[Stored records]

───

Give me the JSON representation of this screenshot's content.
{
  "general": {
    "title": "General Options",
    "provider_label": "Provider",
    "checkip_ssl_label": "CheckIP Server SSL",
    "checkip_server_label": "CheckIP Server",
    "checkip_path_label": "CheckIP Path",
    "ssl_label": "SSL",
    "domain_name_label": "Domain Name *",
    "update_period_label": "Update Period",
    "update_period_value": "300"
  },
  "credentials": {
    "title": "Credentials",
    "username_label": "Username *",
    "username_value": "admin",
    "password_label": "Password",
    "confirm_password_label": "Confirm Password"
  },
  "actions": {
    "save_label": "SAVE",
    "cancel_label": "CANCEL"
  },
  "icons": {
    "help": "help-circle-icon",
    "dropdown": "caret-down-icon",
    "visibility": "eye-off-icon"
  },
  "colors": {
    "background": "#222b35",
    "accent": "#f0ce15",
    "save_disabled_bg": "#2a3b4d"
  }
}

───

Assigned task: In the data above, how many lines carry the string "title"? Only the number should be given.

Output of the task: 2